● **REQUIRED ACTION**: Look for "data" in the listing below. Gather each line that contains it.

--- --- ---

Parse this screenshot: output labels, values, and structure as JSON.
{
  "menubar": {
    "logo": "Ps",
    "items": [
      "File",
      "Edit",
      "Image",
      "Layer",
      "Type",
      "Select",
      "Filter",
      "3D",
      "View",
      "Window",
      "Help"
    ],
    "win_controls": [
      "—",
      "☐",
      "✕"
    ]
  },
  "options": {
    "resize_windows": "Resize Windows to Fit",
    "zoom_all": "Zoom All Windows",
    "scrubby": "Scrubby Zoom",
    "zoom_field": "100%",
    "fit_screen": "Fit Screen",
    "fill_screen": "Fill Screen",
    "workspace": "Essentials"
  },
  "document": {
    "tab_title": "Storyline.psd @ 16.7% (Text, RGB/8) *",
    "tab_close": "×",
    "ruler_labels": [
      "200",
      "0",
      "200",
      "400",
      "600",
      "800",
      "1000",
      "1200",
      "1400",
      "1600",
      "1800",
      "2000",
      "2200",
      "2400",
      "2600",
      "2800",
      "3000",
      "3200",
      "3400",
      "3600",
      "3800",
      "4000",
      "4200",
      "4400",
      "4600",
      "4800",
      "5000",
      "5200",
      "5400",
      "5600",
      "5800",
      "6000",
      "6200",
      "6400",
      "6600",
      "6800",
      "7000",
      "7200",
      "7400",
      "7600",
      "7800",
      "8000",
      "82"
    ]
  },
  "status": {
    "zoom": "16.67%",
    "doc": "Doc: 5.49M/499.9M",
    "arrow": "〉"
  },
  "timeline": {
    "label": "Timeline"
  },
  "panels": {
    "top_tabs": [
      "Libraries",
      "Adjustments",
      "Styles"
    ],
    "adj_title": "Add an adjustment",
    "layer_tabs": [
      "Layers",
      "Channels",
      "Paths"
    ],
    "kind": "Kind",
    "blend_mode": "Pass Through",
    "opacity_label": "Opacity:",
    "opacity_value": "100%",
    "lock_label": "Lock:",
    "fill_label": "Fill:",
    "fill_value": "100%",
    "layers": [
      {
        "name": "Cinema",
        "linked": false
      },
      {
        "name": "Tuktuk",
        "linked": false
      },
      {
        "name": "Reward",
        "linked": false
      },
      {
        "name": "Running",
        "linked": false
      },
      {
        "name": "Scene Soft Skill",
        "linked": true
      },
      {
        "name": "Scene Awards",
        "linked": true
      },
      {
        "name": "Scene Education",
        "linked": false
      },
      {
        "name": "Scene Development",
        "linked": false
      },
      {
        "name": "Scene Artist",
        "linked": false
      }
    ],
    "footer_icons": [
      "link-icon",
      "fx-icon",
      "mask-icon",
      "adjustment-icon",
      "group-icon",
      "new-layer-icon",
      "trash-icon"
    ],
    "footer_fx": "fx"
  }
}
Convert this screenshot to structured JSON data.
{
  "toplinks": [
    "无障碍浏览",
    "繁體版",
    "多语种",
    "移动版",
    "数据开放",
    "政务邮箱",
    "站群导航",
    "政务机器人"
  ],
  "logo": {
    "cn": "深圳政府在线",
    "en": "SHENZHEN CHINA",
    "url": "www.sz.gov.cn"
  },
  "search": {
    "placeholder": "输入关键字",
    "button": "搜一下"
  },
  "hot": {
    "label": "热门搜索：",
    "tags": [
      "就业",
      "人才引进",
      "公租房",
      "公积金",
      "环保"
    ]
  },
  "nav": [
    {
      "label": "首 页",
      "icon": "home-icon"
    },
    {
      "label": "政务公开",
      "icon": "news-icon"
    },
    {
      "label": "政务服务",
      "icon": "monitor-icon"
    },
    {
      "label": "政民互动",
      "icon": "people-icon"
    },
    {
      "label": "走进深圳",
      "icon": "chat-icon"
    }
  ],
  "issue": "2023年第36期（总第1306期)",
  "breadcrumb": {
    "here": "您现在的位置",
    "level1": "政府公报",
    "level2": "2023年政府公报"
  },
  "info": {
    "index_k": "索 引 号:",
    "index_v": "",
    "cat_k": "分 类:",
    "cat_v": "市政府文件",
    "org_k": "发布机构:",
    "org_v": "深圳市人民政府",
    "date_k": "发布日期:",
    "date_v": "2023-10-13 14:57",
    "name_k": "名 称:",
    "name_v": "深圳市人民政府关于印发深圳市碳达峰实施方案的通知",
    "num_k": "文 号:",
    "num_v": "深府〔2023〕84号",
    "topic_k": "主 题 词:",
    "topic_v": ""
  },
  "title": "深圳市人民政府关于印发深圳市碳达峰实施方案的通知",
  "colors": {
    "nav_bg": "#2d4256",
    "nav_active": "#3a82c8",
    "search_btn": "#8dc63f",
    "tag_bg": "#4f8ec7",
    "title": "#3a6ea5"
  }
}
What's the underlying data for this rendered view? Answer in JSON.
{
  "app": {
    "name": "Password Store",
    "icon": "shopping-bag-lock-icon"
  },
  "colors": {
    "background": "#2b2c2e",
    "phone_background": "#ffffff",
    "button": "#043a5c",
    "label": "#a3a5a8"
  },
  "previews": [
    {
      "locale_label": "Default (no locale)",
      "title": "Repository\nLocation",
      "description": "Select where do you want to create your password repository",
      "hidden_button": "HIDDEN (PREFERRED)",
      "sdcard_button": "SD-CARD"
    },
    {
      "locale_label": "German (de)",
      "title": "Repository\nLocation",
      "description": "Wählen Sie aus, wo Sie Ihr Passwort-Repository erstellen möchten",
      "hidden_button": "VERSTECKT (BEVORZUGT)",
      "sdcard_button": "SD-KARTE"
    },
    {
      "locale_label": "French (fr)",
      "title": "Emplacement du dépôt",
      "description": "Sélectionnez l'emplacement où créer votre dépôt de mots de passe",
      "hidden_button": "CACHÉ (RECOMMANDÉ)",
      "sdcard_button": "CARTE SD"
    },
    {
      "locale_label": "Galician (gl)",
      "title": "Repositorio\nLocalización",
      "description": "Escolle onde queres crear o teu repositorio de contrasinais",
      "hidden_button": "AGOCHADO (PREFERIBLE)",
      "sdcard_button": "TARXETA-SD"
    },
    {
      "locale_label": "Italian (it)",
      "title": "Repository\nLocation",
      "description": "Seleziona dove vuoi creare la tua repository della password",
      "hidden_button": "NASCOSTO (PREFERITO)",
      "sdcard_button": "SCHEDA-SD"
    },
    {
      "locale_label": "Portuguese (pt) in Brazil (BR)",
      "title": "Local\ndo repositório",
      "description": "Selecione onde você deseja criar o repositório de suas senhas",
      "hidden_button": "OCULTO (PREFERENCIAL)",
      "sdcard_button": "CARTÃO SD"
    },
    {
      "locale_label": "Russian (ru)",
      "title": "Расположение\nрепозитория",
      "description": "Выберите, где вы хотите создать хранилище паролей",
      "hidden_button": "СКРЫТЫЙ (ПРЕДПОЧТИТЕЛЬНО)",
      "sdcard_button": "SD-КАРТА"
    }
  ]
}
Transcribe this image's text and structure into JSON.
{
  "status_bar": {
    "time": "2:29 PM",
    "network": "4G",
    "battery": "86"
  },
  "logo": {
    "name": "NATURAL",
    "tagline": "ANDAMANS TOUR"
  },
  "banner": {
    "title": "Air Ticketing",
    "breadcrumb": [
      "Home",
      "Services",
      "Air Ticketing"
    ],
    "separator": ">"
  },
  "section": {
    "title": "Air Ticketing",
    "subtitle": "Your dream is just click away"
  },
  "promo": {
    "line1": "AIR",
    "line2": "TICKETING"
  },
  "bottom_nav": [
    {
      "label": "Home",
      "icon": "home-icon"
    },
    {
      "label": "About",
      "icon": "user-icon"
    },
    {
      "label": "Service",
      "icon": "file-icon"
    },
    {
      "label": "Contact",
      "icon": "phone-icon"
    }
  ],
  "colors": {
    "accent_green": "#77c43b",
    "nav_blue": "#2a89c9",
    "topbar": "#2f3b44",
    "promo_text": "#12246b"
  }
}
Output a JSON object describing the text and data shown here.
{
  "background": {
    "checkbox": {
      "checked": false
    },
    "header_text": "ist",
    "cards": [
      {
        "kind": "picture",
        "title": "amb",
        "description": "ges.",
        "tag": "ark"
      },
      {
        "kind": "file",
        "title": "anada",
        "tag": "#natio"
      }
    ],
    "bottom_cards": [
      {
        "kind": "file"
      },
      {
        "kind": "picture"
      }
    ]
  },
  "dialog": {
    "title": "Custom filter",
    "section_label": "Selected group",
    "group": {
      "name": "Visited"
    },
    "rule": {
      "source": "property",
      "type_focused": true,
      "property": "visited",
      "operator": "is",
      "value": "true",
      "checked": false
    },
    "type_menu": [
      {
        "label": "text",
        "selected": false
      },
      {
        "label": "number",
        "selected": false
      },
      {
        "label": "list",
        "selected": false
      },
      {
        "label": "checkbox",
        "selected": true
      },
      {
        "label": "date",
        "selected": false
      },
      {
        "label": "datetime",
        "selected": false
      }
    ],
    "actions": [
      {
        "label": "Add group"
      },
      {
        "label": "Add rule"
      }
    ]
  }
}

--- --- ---

● **RESULT OF THIS TASK**:
Convert this screenshot to structured JSON data.
What's the underlying data for this rendered view? Answer in JSON.
Output a JSON object describing the text and data shown here.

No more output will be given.